* **EXERCISE**: From the entries that follow, pick out all lines holding "JSON".

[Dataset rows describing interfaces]
---------------

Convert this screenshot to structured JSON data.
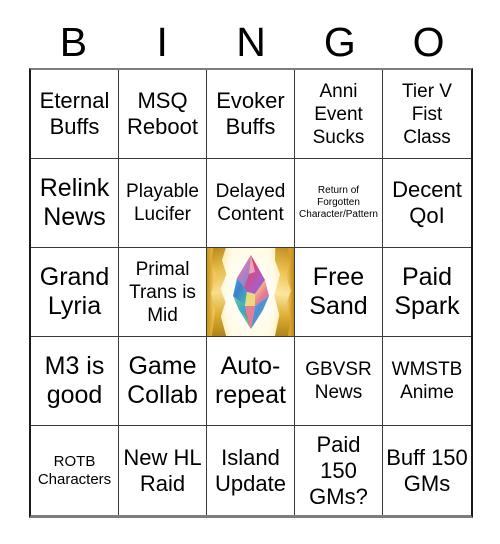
{
  "header": {
    "letters": [
      "B",
      "I",
      "N",
      "G",
      "O"
    ]
  },
  "grid": {
    "rows": 5,
    "columns": 5,
    "cells": [
      {
        "text": "Eternal Buffs",
        "size": "lg",
        "type": "text"
      },
      {
        "text": "MSQ Reboot",
        "size": "lg",
        "type": "text"
      },
      {
        "text": "Evoker Buffs",
        "size": "lg",
        "type": "text"
      },
      {
        "text": "Anni Event Sucks",
        "size": "md",
        "type": "text"
      },
      {
        "text": "Tier V Fist Class",
        "size": "md",
        "type": "text"
      },
      {
        "text": "Relink News",
        "size": "xl",
        "type": "text"
      },
      {
        "text": "Playable Lucifer",
        "size": "md",
        "type": "text"
      },
      {
        "text": "Delayed Content",
        "size": "md",
        "type": "text"
      },
      {
        "text": "Return of Forgotten Character/Pattern",
        "size": "xs",
        "type": "text"
      },
      {
        "text": "Decent QoI",
        "size": "lg",
        "type": "text"
      },
      {
        "text": "Grand Lyria",
        "size": "xl",
        "type": "text"
      },
      {
        "text": "Primal Trans is Mid",
        "size": "md",
        "type": "text"
      },
      {
        "text": "",
        "size": "md",
        "type": "image",
        "image_name": "free-space-crystal-art"
      },
      {
        "text": "Free Sand",
        "size": "xl",
        "type": "text"
      },
      {
        "text": "Paid Spark",
        "size": "xl",
        "type": "text"
      },
      {
        "text": "M3 is good",
        "size": "xl",
        "type": "text"
      },
      {
        "text": "Game Collab",
        "size": "xl",
        "type": "text"
      },
      {
        "text": "Auto-repeat",
        "size": "xl",
        "type": "text"
      },
      {
        "text": "GBVSR News",
        "size": "md",
        "type": "text"
      },
      {
        "text": "WMSTB Anime",
        "size": "md",
        "type": "text"
      },
      {
        "text": "ROTB Characters",
        "size": "sm",
        "type": "text"
      },
      {
        "text": "New HL Raid",
        "size": "lg",
        "type": "text"
      },
      {
        "text": "Island Update",
        "size": "lg",
        "type": "text"
      },
      {
        "text": "Paid 150 GMs?",
        "size": "lg",
        "type": "text"
      },
      {
        "text": "Buff 150 GMs",
        "size": "lg",
        "type": "text"
      }
    ]
  },
  "colors": {
    "background": "#ffffff",
    "text": "#000000",
    "grid_line": "#3a3a3a",
    "grid_outer": "#7d7d7d",
    "free_space_gold": "#d9a92c"
  }
}
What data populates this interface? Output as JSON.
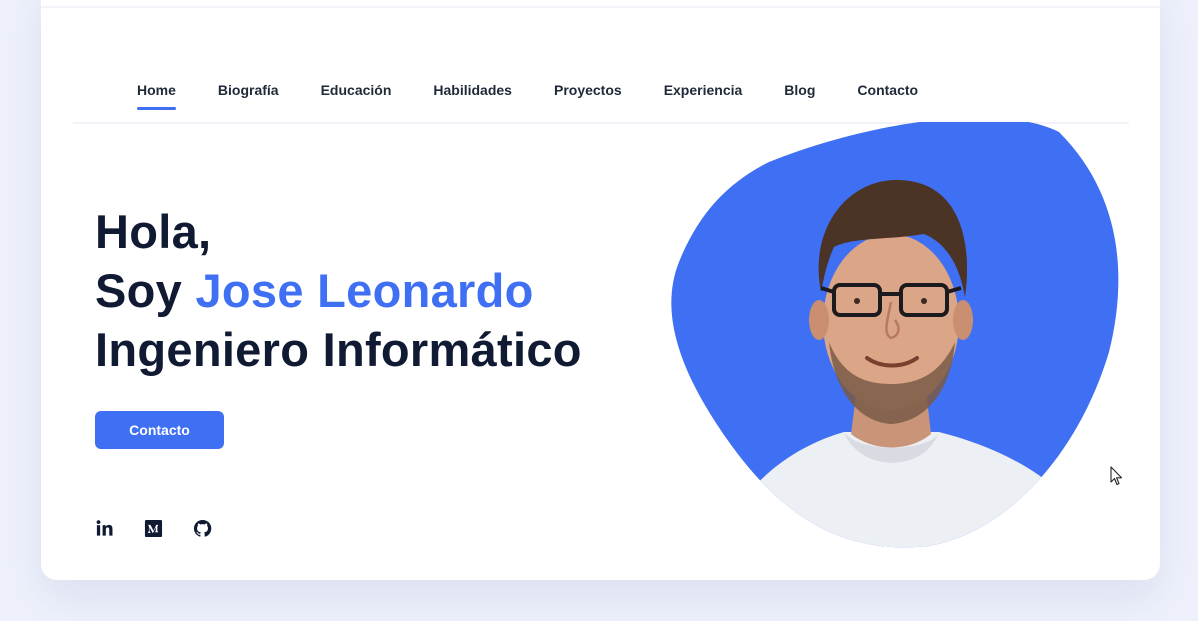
{
  "nav": {
    "items": [
      {
        "label": "Home",
        "active": true
      },
      {
        "label": "Biografía",
        "active": false
      },
      {
        "label": "Educación",
        "active": false
      },
      {
        "label": "Habilidades",
        "active": false
      },
      {
        "label": "Proyectos",
        "active": false
      },
      {
        "label": "Experiencia",
        "active": false
      },
      {
        "label": "Blog",
        "active": false
      },
      {
        "label": "Contacto",
        "active": false
      }
    ]
  },
  "hero": {
    "greeting": "Hola,",
    "intro_prefix": "Soy ",
    "name": "Jose Leonardo",
    "title": "Ingeniero Informático",
    "cta_label": "Contacto"
  },
  "socials": [
    {
      "icon": "linkedin-icon"
    },
    {
      "icon": "medium-icon"
    },
    {
      "icon": "github-icon"
    }
  ],
  "colors": {
    "accent": "#3f6ff2",
    "heading": "#111a33",
    "background": "#eef1fb"
  }
}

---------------

* **RESPONSE FOR THIS EXERCISE**:
Convert this screenshot to structured JSON data.
What data populates this interface? Output as JSON.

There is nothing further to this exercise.